» **EXERCISE PROMPT**: Down to the final line, return the records unchanged.

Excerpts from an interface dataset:
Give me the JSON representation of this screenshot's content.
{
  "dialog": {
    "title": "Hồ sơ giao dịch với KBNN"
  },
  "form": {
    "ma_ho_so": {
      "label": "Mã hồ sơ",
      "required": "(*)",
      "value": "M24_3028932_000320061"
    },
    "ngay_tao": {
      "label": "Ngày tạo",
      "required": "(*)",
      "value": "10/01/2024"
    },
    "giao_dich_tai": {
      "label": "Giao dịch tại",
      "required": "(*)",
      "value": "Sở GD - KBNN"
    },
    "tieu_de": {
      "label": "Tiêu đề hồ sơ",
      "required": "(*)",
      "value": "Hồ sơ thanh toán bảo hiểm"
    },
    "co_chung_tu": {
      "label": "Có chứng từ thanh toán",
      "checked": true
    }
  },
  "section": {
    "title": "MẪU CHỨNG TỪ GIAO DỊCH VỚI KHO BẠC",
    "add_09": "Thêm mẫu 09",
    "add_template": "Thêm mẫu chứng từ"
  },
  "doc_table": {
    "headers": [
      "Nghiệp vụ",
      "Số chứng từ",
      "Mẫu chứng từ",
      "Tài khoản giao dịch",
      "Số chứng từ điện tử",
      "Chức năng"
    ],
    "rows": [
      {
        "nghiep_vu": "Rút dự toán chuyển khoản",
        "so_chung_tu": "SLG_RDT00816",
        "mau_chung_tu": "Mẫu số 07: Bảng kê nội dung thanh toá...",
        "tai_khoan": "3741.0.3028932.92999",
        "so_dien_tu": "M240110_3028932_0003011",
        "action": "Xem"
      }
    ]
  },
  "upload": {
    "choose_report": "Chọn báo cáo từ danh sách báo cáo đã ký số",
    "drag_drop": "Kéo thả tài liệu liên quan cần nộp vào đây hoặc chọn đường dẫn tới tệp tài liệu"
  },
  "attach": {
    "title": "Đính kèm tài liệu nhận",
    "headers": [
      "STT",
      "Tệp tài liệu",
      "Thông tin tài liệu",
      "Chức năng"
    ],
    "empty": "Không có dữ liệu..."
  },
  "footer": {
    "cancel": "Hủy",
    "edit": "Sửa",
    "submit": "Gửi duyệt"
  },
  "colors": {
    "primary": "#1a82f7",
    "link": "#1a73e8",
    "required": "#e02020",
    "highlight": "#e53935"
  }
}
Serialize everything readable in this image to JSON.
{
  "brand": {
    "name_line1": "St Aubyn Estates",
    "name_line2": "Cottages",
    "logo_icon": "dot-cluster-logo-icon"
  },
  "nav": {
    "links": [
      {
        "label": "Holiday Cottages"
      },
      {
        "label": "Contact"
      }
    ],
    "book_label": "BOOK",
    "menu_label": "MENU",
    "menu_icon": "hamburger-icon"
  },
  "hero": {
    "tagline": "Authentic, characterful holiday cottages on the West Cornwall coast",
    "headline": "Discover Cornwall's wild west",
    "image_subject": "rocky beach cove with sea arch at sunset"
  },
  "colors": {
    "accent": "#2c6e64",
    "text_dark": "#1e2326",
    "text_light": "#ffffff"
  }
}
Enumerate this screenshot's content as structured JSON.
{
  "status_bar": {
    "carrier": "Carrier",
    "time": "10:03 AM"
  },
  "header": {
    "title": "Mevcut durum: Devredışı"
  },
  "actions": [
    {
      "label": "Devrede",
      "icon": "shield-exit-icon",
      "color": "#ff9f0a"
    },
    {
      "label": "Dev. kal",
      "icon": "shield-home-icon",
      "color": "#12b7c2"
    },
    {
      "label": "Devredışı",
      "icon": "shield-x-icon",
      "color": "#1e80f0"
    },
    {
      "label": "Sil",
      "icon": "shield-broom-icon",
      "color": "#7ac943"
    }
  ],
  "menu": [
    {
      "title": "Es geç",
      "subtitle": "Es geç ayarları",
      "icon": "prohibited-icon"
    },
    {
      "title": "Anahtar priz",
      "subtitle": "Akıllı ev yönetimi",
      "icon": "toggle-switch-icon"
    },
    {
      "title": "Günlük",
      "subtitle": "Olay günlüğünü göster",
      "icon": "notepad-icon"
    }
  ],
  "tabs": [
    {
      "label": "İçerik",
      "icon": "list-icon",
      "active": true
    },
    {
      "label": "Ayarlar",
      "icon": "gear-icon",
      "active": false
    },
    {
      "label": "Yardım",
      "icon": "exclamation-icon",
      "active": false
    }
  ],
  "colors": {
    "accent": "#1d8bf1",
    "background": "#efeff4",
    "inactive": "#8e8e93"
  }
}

» **SOLUTION FOR THIS PROBLEM**:
Give me the JSON representation of this screenshot's content.
{
  "dialog": {
    "title": "Hồ sơ giao dịch với KBNN"
  },
  "form": {
    "ma_ho_so": {
      "label": "Mã hồ sơ",
      "required": "(*)",
      "value": "M24_3028932_000320061"
    },
    "ngay_tao": {
      "label": "Ngày tạo",
      "required": "(*)",
      "value": "10/01/2024"
    },
    "giao_dich_tai": {
      "label": "Giao dịch tại",
      "required": "(*)",
      "value": "Sở GD - KBNN"
    },
    "tieu_de": {
      "label": "Tiêu đề hồ sơ",
      "required": "(*)",
      "value": "Hồ sơ thanh toán bảo hiểm"
    },
    "co_chung_tu": {
      "label": "Có chứng từ thanh toán",
      "checked": true
    }
  },
  "section": {
    "title": "MẪU CHỨNG TỪ GIAO DỊCH VỚI KHO BẠC",
    "add_09": "Thêm mẫu 09",
    "add_template": "Thêm mẫu chứng từ"
  },
  "doc_table": {
    "headers": [
      "Nghiệp vụ",
      "Số chứng từ",
      "Mẫu chứng từ",
      "Tài khoản giao dịch",
      "Số chứng từ điện tử",
      "Chức năng"
    ],
    "rows": [
      {
        "nghiep_vu": "Rút dự toán chuyển khoản",
        "so_chung_tu": "SLG_RDT00816",
        "mau_chung_tu": "Mẫu số 07: Bảng kê nội dung thanh toá...",
        "tai_khoan": "3741.0.3028932.92999",
        "so_dien_tu": "M240110_3028932_0003011",
        "action": "Xem"
      }
    ]
  },
  "upload": {
    "choose_report": "Chọn báo cáo từ danh sách báo cáo đã ký số",
    "drag_drop": "Kéo thả tài liệu liên quan cần nộp vào đây hoặc chọn đường dẫn tới tệp tài liệu"
  },
  "attach": {
    "title": "Đính kèm tài liệu nhận",
    "headers": [
      "STT",
      "Tệp tài liệu",
      "Thông tin tài liệu",
      "Chức năng"
    ],
    "empty": "Không có dữ liệu..."
  },
  "footer": {
    "cancel": "Hủy",
    "edit": "Sửa",
    "submit": "Gửi duyệt"
  },
  "colors": {
    "primary": "#1a82f7",
    "link": "#1a73e8",
    "required": "#e02020",
    "highlight": "#e53935"
  }
}
Serialize everything readable in this image to JSON.
{
  "brand": {
    "name_line1": "St Aubyn Estates",
    "name_line2": "Cottages",
    "logo_icon": "dot-cluster-logo-icon"
  },
  "nav": {
    "links": [
      {
        "label": "Holiday Cottages"
      },
      {
        "label": "Contact"
      }
    ],
    "book_label": "BOOK",
    "menu_label": "MENU",
    "menu_icon": "hamburger-icon"
  },
  "hero": {
    "tagline": "Authentic, characterful holiday cottages on the West Cornwall coast",
    "headline": "Discover Cornwall's wild west",
    "image_subject": "rocky beach cove with sea arch at sunset"
  },
  "colors": {
    "accent": "#2c6e64",
    "text_dark": "#1e2326",
    "text_light": "#ffffff"
  }
}
Enumerate this screenshot's content as structured JSON.
{
  "status_bar": {
    "carrier": "Carrier",
    "time": "10:03 AM"
  },
  "header": {
    "title": "Mevcut durum: Devredışı"
  },
  "actions": [
    {
      "label": "Devrede",
      "icon": "shield-exit-icon",
      "color": "#ff9f0a"
    },
    {
      "label": "Dev. kal",
      "icon": "shield-home-icon",
      "color": "#12b7c2"
    },
    {
      "label": "Devredışı",
      "icon": "shield-x-icon",
      "color": "#1e80f0"
    },
    {
      "label": "Sil",
      "icon": "shield-broom-icon",
      "color": "#7ac943"
    }
  ],
  "menu": [
    {
      "title": "Es geç",
      "subtitle": "Es geç ayarları",
      "icon": "prohibited-icon"
    },
    {
      "title": "Anahtar priz",
      "subtitle": "Akıllı ev yönetimi",
      "icon": "toggle-switch-icon"
    },
    {
      "title": "Günlük",
      "subtitle": "Olay günlüğünü göster",
      "icon": "notepad-icon"
    }
  ],
  "tabs": [
    {
      "label": "İçerik",
      "icon": "list-icon",
      "active": true
    },
    {
      "label": "Ayarlar",
      "icon": "gear-icon",
      "active": false
    },
    {
      "label": "Yardım",
      "icon": "exclamation-icon",
      "active": false
    }
  ],
  "colors": {
    "accent": "#1d8bf1",
    "background": "#efeff4",
    "inactive": "#8e8e93"
  }
}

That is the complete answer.